loading

No printed instructions for a kit

Would not having printed instructions put you off buying a kit ? I put together a coke can Stirling engine kit, but I don't know whether to print instructuctions or have them on the website. Printing them myself would probably increase the cost by a fair bit as my cheap inkjet printer really eats expensive ink (must by new printer - but they are evil).  The assembly isn't really complicated.

Your opinions please!

sort by: active | newest | oldest
Goodhart6 years ago
If I felt there was "any" form of complexity to the kit (something new to me, that is), yes, it would definitely make me hesitate. How hard (or expensive) is it to print of an instruction sheet and / or copy it ? Suggestion: fool about with the coloring scheme of the instructions (or make it gray scale if you can) until it doesn't have much color in it).
_Scratch_6 years ago
It would put me off for buying a kit, and i think online instructions are simpler to use and such. So yea....
scraptopower (author) 6 years ago
Thanks everyone for sharing your opinions, I think I'll stick with the online instructions for now.
lunakid6 years ago
Just make it clear for the buyer beforehand, so that he can be absolutely aware that the instructions are online-only. Or, if you can, give an option, by charging some extra, if they still need a printed one.
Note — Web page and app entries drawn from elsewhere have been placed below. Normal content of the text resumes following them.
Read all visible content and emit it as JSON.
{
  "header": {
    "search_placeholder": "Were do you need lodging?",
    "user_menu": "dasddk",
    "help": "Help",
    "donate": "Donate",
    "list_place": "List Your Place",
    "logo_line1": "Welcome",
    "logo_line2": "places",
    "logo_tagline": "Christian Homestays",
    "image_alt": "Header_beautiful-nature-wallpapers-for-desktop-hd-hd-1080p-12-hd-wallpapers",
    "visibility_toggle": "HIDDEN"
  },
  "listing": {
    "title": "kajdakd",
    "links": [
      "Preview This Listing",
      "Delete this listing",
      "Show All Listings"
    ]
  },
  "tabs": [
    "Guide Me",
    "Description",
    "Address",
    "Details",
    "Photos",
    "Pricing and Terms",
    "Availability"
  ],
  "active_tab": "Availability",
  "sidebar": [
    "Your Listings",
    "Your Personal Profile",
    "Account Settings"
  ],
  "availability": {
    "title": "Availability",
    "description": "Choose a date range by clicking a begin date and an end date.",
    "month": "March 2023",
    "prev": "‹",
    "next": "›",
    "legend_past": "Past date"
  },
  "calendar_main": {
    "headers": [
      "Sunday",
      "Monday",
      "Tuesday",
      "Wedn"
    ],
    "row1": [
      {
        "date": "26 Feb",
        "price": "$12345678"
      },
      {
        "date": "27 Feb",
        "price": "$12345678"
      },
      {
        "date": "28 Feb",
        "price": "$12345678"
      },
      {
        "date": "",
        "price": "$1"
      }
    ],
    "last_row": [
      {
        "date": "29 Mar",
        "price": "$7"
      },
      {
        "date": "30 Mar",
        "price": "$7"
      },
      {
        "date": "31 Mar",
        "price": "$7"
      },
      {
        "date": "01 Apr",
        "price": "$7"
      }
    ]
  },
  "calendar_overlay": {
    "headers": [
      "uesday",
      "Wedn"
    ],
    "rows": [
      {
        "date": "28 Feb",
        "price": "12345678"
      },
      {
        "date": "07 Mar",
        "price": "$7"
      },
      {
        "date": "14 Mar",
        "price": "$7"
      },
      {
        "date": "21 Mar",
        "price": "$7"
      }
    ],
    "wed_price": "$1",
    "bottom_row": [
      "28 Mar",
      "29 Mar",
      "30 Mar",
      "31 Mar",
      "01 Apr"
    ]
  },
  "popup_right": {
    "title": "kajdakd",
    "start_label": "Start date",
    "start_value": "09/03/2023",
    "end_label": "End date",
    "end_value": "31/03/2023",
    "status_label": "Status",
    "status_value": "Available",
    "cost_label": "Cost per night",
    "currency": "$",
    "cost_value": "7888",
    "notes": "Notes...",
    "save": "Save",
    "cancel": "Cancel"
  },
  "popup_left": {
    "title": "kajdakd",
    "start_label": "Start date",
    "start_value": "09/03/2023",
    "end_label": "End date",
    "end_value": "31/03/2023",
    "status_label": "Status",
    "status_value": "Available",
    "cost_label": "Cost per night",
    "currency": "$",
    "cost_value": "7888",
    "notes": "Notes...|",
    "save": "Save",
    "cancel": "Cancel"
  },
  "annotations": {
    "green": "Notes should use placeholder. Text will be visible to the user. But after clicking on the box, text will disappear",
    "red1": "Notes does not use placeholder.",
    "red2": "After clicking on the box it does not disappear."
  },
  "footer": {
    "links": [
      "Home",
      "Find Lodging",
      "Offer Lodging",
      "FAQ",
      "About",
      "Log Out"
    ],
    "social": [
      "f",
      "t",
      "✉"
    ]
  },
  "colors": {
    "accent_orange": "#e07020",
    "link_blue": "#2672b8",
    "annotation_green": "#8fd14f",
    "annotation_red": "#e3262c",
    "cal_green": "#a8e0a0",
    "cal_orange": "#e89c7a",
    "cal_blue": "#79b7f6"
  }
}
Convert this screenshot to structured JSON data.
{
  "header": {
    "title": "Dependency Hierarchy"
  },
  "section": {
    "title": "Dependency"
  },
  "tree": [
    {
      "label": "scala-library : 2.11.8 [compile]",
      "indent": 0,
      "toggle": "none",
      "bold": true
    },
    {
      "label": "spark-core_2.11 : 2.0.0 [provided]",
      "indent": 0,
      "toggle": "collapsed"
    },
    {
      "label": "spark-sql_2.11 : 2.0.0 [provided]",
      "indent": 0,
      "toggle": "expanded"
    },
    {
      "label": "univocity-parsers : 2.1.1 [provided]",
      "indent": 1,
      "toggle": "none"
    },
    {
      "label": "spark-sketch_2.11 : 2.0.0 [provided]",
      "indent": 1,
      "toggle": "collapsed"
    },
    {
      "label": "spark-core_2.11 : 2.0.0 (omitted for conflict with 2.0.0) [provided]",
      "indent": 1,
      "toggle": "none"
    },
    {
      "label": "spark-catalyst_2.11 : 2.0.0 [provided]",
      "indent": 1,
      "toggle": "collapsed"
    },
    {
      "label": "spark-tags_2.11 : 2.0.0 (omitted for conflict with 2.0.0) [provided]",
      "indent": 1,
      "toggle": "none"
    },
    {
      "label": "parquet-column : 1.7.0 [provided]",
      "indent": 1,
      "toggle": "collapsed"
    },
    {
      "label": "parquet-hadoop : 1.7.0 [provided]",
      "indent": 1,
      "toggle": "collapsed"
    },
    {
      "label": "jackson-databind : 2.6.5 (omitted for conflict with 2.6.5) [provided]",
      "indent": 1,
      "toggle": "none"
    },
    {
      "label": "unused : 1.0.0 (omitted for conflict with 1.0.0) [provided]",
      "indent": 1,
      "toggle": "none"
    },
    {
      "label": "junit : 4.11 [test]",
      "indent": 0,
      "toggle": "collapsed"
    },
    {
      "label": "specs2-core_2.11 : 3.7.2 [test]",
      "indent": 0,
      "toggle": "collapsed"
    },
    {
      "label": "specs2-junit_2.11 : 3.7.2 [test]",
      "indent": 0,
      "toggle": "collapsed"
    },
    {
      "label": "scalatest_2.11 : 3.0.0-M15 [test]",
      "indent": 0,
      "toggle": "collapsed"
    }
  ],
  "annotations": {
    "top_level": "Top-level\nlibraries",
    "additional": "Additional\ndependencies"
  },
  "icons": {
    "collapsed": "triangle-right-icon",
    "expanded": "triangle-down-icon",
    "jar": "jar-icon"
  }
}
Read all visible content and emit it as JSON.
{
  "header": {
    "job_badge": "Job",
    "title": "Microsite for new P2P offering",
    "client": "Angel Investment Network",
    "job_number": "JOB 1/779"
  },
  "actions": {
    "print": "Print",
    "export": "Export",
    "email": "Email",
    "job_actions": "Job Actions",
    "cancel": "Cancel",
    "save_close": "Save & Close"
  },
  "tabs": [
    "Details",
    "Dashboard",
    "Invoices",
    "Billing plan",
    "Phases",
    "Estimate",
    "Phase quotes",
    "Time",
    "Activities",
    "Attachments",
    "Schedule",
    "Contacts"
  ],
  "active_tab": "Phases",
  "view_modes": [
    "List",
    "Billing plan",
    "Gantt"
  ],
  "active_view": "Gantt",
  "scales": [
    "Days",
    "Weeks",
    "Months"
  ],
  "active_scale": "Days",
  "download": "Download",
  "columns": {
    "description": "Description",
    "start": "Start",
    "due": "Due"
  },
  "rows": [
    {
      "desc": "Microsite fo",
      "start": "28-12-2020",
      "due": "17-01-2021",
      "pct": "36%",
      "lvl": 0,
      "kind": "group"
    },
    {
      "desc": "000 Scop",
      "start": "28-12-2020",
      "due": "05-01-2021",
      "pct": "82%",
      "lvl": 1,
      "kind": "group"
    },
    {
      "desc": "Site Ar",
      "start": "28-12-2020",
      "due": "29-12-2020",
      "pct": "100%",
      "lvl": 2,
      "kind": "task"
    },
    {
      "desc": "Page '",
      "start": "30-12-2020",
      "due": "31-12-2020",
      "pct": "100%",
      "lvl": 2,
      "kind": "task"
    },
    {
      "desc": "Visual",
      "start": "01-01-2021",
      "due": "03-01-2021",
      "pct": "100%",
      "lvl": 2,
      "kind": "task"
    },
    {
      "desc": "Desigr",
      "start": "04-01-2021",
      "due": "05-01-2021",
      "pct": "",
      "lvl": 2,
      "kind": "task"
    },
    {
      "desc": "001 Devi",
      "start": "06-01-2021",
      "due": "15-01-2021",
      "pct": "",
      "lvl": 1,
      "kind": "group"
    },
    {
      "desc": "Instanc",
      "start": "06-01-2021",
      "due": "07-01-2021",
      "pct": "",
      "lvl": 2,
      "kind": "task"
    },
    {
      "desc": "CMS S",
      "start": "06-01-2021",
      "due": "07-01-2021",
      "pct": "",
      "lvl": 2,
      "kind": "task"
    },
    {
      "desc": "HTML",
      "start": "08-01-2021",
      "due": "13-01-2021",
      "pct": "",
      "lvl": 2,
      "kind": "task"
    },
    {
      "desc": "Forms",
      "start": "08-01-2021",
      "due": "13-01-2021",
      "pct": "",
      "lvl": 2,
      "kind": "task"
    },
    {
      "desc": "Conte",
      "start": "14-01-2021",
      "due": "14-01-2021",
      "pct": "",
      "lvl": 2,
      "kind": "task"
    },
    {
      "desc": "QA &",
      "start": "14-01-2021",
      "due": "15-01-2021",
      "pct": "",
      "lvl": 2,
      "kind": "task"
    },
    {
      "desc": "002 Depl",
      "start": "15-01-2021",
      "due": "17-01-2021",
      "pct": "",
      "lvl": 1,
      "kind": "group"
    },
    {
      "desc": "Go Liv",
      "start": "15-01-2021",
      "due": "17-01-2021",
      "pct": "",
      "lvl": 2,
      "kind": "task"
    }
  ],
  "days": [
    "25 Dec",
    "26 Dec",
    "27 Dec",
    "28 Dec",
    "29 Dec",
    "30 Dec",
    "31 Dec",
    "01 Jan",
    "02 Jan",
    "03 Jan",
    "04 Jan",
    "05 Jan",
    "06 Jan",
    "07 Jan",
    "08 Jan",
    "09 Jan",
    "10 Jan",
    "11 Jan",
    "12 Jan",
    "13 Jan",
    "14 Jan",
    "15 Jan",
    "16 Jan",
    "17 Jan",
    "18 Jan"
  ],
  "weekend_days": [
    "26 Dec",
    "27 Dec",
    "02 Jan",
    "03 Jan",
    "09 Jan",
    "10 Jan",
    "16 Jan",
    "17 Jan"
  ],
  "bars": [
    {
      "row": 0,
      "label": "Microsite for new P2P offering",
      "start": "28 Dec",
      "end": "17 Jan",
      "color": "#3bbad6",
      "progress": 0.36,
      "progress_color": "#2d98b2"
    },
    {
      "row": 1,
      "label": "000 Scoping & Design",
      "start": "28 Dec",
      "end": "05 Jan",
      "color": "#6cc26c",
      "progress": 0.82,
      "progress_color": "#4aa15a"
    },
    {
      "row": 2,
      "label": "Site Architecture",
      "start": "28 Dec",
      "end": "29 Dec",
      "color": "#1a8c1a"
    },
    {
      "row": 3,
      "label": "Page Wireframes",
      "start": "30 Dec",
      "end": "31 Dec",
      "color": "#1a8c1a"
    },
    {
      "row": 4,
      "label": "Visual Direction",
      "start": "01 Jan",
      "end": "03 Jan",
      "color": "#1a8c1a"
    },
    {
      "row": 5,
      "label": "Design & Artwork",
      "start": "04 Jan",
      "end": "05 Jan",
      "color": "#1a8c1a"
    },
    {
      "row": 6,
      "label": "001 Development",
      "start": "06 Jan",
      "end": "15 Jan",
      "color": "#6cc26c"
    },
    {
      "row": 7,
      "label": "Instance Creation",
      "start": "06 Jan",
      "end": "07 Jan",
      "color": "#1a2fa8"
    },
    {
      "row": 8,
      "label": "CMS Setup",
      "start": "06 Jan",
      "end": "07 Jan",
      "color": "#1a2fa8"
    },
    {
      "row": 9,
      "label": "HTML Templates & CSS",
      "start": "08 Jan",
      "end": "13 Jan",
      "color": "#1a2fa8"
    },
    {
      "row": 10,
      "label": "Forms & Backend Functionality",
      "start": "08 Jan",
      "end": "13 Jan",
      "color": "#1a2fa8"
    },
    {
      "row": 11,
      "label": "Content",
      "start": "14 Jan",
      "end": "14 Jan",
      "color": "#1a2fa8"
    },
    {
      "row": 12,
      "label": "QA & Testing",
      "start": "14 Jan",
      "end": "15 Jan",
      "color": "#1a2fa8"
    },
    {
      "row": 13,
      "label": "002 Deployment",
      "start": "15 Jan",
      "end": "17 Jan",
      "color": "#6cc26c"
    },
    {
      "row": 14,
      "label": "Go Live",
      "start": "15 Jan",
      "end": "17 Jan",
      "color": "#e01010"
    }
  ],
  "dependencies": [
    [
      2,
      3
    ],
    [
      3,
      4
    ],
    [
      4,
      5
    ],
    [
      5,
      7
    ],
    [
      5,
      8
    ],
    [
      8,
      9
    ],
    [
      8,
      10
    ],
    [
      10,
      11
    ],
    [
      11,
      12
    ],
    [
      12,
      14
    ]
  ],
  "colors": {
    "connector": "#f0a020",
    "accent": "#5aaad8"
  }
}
Guys who buy coke can Stirling engines will likely have no problem with that at all.
Kiteman6 years ago
Some sites (Solarbotics springs to mind) post freely-downloadable instructions alongside the catalogue listings. It doesn't seem to harm their business.

For your business, though, I'd imagine that a free set of instructions without a purchase could harm sales of the kits. I don't see a problem with PDFs being emailed to customers after the sale.

NachoMahma6 years ago
> Would not having printed instructions put you off buying a kit ?
.  In general, yes, but if the kit is simple enough and cheap enough, it wouldn't be a big problem. Having the instructions available on the 'Net is pretty much a given nowadays.
 
> my cheap inkjet printer really eats expensive ink
.  I've had real good luck buying used laser printers at local business supply/stationery/printing stores. B&W-only, that should be all you need. I trade-in the old one with $100-200 dollars every 3-4 years.Most times, the toner cart that comes with the used machine will last me through a few hundred pages, but I did get one that only lasted about 20.
.  A large toner cartridge can be expensive (a cartridge for a small, personal laser can be cheaper than a 4-color ink cart), but they last a very long time and won't dry up if you don't use it for a few months.